**Exercise goal**
Reproduce every entry that follows word for word, but omit the images.

**Data supplied**

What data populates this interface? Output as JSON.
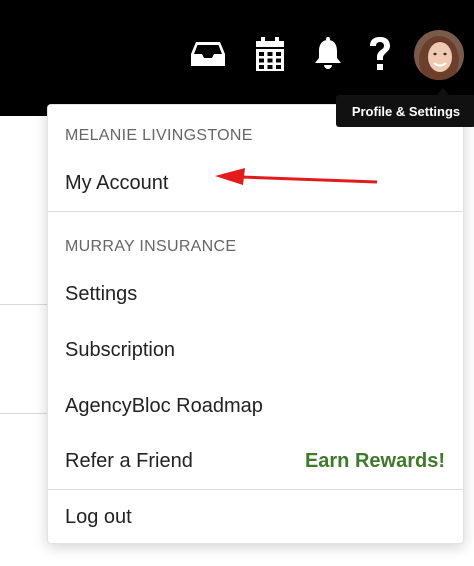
{
  "topbar": {
    "icons": [
      "inbox-icon",
      "calendar-icon",
      "bell-icon",
      "help-icon"
    ],
    "avatar": "user-avatar",
    "tooltip": "Profile & Settings"
  },
  "menu": {
    "user_section": {
      "header": "MELANIE LIVINGSTONE",
      "items": [
        "My Account"
      ]
    },
    "company_section": {
      "header": "MURRAY INSURANCE",
      "items": [
        "Settings",
        "Subscription",
        "AgencyBloc Roadmap",
        "Refer a Friend"
      ],
      "refer_badge": "Earn Rewards!"
    },
    "logout": "Log out"
  },
  "colors": {
    "topbar_bg": "#000000",
    "accent_green": "#3f7a2c",
    "annotation_arrow": "#e21b1b",
    "header_text": "#666666"
  }
}
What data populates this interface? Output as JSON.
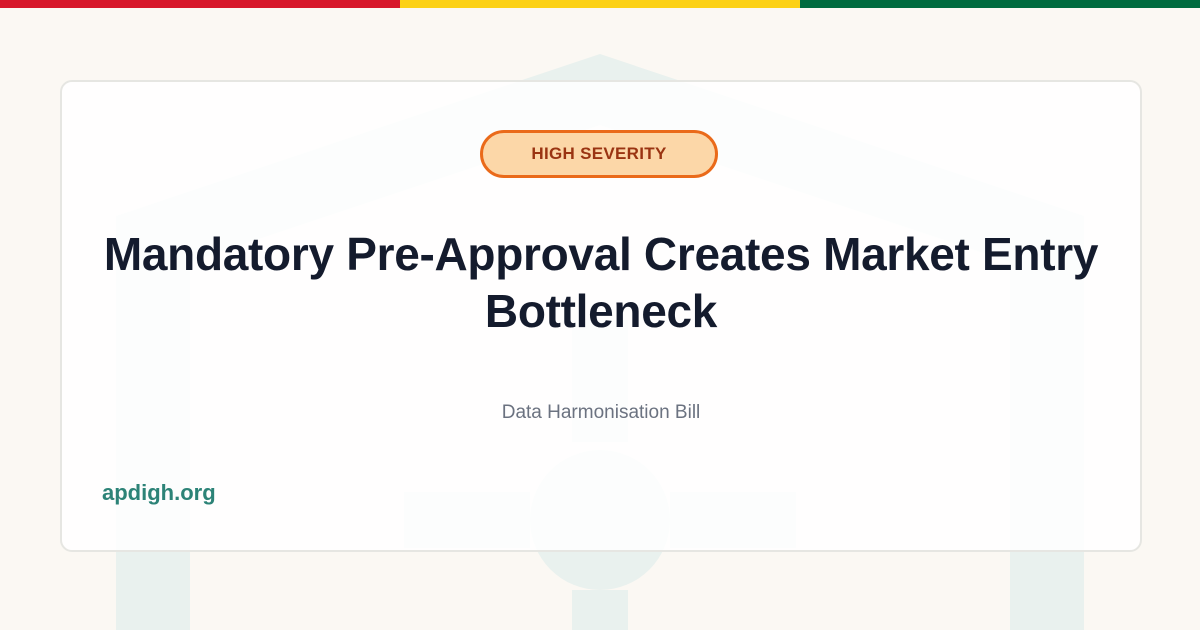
{
  "colors": {
    "page_background": "#fbf8f3",
    "flag_red": "#d7182a",
    "flag_yellow": "#fcd116",
    "flag_green": "#006b3f",
    "watermark": "#e9f1ee",
    "badge_fill": "#fcd7a8",
    "badge_border": "#ea6a1a",
    "badge_text": "#9a3412",
    "title_text": "#141b2d",
    "subtitle_text": "#6b7280",
    "domain_text": "#2c8377"
  },
  "badge": {
    "label": "HIGH SEVERITY"
  },
  "headline": {
    "text": "Mandatory Pre-Approval Creates Market Entry Bottleneck"
  },
  "source": {
    "label": "Data Harmonisation Bill"
  },
  "footer": {
    "domain": "apdigh.org"
  },
  "watermark": {
    "icon": "house-crosshair-icon"
  }
}
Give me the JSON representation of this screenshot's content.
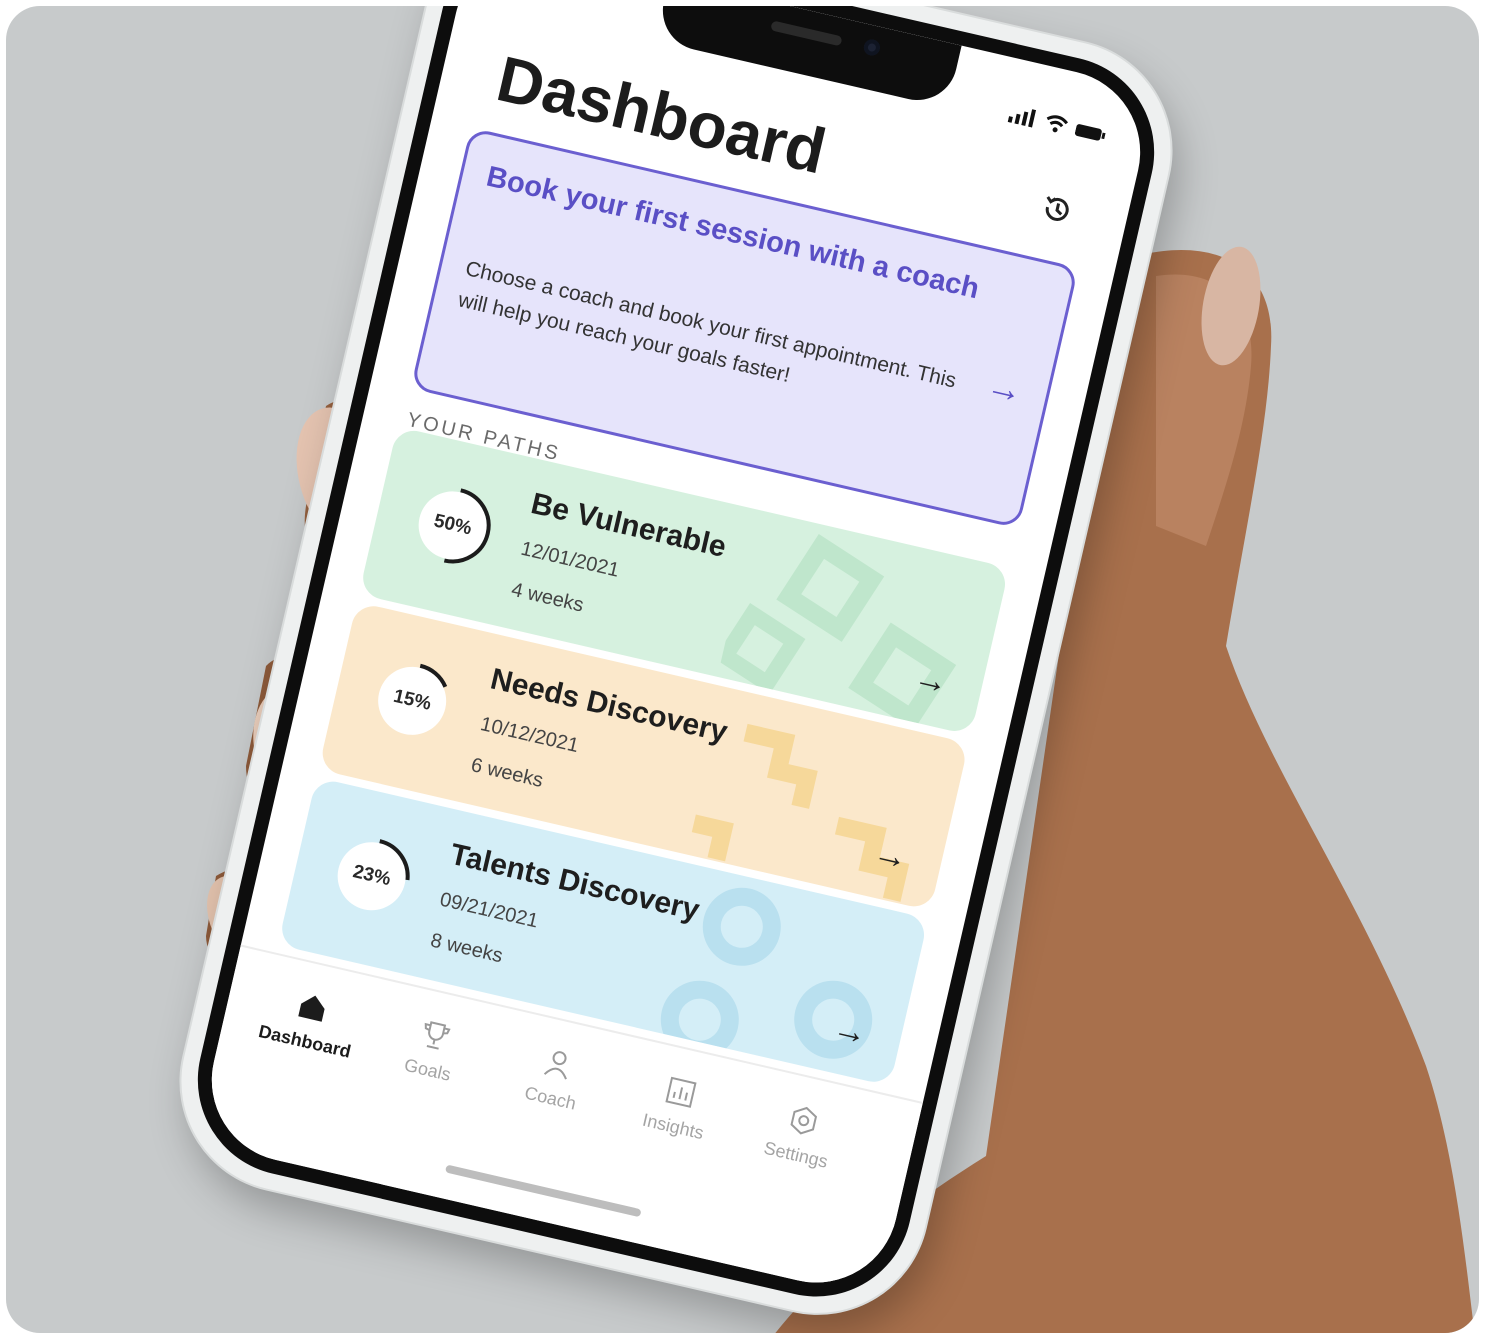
{
  "screen": {
    "title": "Dashboard",
    "history_icon": "history-icon"
  },
  "promo": {
    "title": "Book your first session with a coach",
    "body": "Choose a coach and book your first appointment. This will help you reach your goals faster!",
    "arrow_icon": "arrow-right-icon",
    "accent": "#5a4fc5",
    "background": "#e6e4fb"
  },
  "paths": {
    "section_label": "YOUR PATHS",
    "items": [
      {
        "percent_label": "50%",
        "progress": 0.5,
        "title": "Be Vulnerable",
        "date": "12/01/2021",
        "duration": "4 weeks",
        "color": "#d6f1df",
        "pattern_color": "#bfe6cc"
      },
      {
        "percent_label": "15%",
        "progress": 0.15,
        "title": "Needs Discovery",
        "date": "10/12/2021",
        "duration": "6 weeks",
        "color": "#fbe8cb",
        "pattern_color": "#f6d89a"
      },
      {
        "percent_label": "23%",
        "progress": 0.23,
        "title": "Talents Discovery",
        "date": "09/21/2021",
        "duration": "8 weeks",
        "color": "#d4eef7",
        "pattern_color": "#b9e0ef"
      }
    ]
  },
  "nav": {
    "items": [
      {
        "label": "Dashboard",
        "icon": "home-icon",
        "active": true
      },
      {
        "label": "Goals",
        "icon": "trophy-icon",
        "active": false
      },
      {
        "label": "Coach",
        "icon": "person-icon",
        "active": false
      },
      {
        "label": "Insights",
        "icon": "chart-icon",
        "active": false
      },
      {
        "label": "Settings",
        "icon": "gear-icon",
        "active": false
      }
    ]
  }
}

**Reply to the exercise**
What data populates this interface? Output as JSON.
{
  "topbar": {
    "icons": [
      "inbox-icon",
      "calendar-icon",
      "bell-icon",
      "help-icon"
    ],
    "avatar": "user-avatar",
    "tooltip": "Profile & Settings"
  },
  "menu": {
    "user_section": {
      "header": "MELANIE LIVINGSTONE",
      "items": [
        "My Account"
      ]
    },
    "company_section": {
      "header": "MURRAY INSURANCE",
      "items": [
        "Settings",
        "Subscription",
        "AgencyBloc Roadmap",
        "Refer a Friend"
      ],
      "refer_badge": "Earn Rewards!"
    },
    "logout": "Log out"
  },
  "colors": {
    "topbar_bg": "#000000",
    "accent_green": "#3f7a2c",
    "annotation_arrow": "#e21b1b",
    "header_text": "#666666"
  }
}
What data populates this interface? Output as JSON.
{
  "colors": {
    "page_background": "#fbf8f3",
    "flag_red": "#d7182a",
    "flag_yellow": "#fcd116",
    "flag_green": "#006b3f",
    "watermark": "#e9f1ee",
    "badge_fill": "#fcd7a8",
    "badge_border": "#ea6a1a",
    "badge_text": "#9a3412",
    "title_text": "#141b2d",
    "subtitle_text": "#6b7280",
    "domain_text": "#2c8377"
  },
  "badge": {
    "label": "HIGH SEVERITY"
  },
  "headline": {
    "text": "Mandatory Pre-Approval Creates Market Entry Bottleneck"
  },
  "source": {
    "label": "Data Harmonisation Bill"
  },
  "footer": {
    "domain": "apdigh.org"
  },
  "watermark": {
    "icon": "house-crosshair-icon"
  }
}
Give me the JSON representation of this screenshot's content.
{
  "screen": {
    "title": "Dashboard",
    "history_icon": "history-icon"
  },
  "promo": {
    "title": "Book your first session with a coach",
    "body": "Choose a coach and book your first appointment. This will help you reach your goals faster!",
    "arrow_icon": "arrow-right-icon",
    "accent": "#5a4fc5",
    "background": "#e6e4fb"
  },
  "paths": {
    "section_label": "YOUR PATHS",
    "items": [
      {
        "percent_label": "50%",
        "progress": 0.5,
        "title": "Be Vulnerable",
        "date": "12/01/2021",
        "duration": "4 weeks",
        "color": "#d6f1df",
        "pattern_color": "#bfe6cc"
      },
      {
        "percent_label": "15%",
        "progress": 0.15,
        "title": "Needs Discovery",
        "date": "10/12/2021",
        "duration": "6 weeks",
        "color": "#fbe8cb",
        "pattern_color": "#f6d89a"
      },
      {
        "percent_label": "23%",
        "progress": 0.23,
        "title": "Talents Discovery",
        "date": "09/21/2021",
        "duration": "8 weeks",
        "color": "#d4eef7",
        "pattern_color": "#b9e0ef"
      }
    ]
  },
  "nav": {
    "items": [
      {
        "label": "Dashboard",
        "icon": "home-icon",
        "active": true
      },
      {
        "label": "Goals",
        "icon": "trophy-icon",
        "active": false
      },
      {
        "label": "Coach",
        "icon": "person-icon",
        "active": false
      },
      {
        "label": "Insights",
        "icon": "chart-icon",
        "active": false
      },
      {
        "label": "Settings",
        "icon": "gear-icon",
        "active": false
      }
    ]
  }
}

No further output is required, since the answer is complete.